Jon Udell pointed at an excellent google map hack called gmapPedometer. It allows you to plot a walking or jogging route and calculates the distance and calories burnt. In a previous life I used to do a bit of jogging and would spend quite a bit of time in the car plotting routes and recording distances for future runs. I can see huge benefit in this hack. Now to get off my arse and start jogging again!
Wednesday, August 17, 2005
No matter how many times I give presentations I still get nervous. The level of nervousness is a direct consequence of the audience I'm presenting too. Although its a nuisance it has its advantages, I tend to make sure I'm well prepared and have rehearsed it several times. When I started presenting first I used rescue remedy. It's a herbal concoction that calms you down. It worked, though it could be just the placebo effect.
Monday, August 08, 2005
Richard Monson-Haefel asks how do you keep abreast of all the information available today. He lists four main tools in his post Del.icio.us, , MindManager, Wikipedia and Google. I have never used MindManager so I can't comment on that one, but the others I use to varying degrees. I would add two more tools to the mix Safari and Gartner.
- Safari is an online book resource.
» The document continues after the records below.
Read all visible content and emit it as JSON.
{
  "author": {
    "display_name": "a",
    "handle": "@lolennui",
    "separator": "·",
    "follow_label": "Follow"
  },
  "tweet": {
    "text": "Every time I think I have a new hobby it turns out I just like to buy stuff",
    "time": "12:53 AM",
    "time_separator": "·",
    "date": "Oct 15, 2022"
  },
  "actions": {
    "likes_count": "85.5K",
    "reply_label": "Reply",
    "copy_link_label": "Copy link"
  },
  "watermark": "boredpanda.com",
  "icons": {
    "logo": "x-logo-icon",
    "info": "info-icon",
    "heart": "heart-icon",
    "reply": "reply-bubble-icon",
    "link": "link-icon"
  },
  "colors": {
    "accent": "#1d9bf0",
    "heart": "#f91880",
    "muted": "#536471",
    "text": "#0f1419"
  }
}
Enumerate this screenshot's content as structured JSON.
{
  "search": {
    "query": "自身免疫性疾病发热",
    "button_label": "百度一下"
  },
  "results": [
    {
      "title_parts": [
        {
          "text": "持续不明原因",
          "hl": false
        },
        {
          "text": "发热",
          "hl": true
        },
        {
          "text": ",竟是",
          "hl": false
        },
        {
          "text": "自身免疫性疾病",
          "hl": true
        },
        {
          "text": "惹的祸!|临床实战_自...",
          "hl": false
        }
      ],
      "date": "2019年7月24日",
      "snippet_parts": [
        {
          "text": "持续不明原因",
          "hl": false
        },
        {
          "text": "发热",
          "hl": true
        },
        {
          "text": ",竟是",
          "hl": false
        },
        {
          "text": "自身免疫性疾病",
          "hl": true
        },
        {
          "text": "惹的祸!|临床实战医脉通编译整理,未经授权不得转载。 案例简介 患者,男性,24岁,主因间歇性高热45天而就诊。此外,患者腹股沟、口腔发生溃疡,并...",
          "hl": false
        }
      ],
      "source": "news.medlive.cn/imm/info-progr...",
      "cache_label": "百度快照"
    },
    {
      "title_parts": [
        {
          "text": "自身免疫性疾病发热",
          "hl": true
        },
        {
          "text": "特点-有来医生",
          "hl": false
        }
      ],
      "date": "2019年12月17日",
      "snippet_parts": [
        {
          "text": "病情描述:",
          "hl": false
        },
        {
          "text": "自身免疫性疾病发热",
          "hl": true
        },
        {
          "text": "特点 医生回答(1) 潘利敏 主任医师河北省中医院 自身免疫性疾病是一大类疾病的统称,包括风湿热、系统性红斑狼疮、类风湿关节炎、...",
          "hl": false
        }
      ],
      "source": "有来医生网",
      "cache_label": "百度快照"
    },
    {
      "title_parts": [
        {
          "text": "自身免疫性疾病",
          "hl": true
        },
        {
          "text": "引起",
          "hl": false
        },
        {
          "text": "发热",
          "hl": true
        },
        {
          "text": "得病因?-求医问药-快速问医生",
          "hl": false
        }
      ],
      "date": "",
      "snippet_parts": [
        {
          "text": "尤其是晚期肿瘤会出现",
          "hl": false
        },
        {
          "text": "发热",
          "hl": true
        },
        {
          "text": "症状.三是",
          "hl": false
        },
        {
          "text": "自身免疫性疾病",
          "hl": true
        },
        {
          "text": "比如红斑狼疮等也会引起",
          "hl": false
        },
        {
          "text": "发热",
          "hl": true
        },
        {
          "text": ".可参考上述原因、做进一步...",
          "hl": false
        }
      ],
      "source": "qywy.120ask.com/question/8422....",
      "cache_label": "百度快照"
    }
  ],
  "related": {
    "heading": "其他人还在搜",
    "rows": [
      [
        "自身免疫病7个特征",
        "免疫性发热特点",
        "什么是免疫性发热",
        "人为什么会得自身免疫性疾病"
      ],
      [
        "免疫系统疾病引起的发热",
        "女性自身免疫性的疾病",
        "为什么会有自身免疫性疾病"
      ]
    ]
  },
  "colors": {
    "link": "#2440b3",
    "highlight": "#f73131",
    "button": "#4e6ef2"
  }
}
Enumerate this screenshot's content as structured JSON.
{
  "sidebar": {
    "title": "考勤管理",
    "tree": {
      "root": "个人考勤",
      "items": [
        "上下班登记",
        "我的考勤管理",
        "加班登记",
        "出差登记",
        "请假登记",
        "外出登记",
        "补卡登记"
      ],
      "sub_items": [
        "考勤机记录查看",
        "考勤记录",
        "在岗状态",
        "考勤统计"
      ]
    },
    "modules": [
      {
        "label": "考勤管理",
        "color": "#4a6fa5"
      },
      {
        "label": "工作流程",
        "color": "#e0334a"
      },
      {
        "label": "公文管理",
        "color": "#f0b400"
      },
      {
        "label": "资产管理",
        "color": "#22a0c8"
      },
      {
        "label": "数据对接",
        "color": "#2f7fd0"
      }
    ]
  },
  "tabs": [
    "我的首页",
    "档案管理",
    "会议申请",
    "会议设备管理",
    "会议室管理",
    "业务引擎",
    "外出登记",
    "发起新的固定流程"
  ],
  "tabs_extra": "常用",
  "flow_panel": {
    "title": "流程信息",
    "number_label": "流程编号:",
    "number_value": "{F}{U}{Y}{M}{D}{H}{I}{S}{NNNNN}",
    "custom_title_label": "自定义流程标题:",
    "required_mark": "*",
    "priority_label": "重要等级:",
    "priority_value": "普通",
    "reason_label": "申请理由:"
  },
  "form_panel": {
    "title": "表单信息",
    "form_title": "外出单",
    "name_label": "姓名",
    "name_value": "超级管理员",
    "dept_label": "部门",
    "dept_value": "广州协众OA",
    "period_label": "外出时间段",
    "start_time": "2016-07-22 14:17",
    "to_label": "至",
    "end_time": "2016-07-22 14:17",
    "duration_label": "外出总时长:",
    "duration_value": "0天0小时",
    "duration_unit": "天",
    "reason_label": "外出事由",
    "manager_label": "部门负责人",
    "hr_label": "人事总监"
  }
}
It has approximately 3,500 books available from technical publishers such as O'Reilly, Addison Wesley, IBM, Microsoft etc... It's an absolutely fantastic resource, though it costs. I use it for researching and understanding existing technologies
- Gartner(Richard works for a Gartner competitor) is another key resource that I use. As distinct from Safari I use Gartner for researching and understanding new and converging technologies.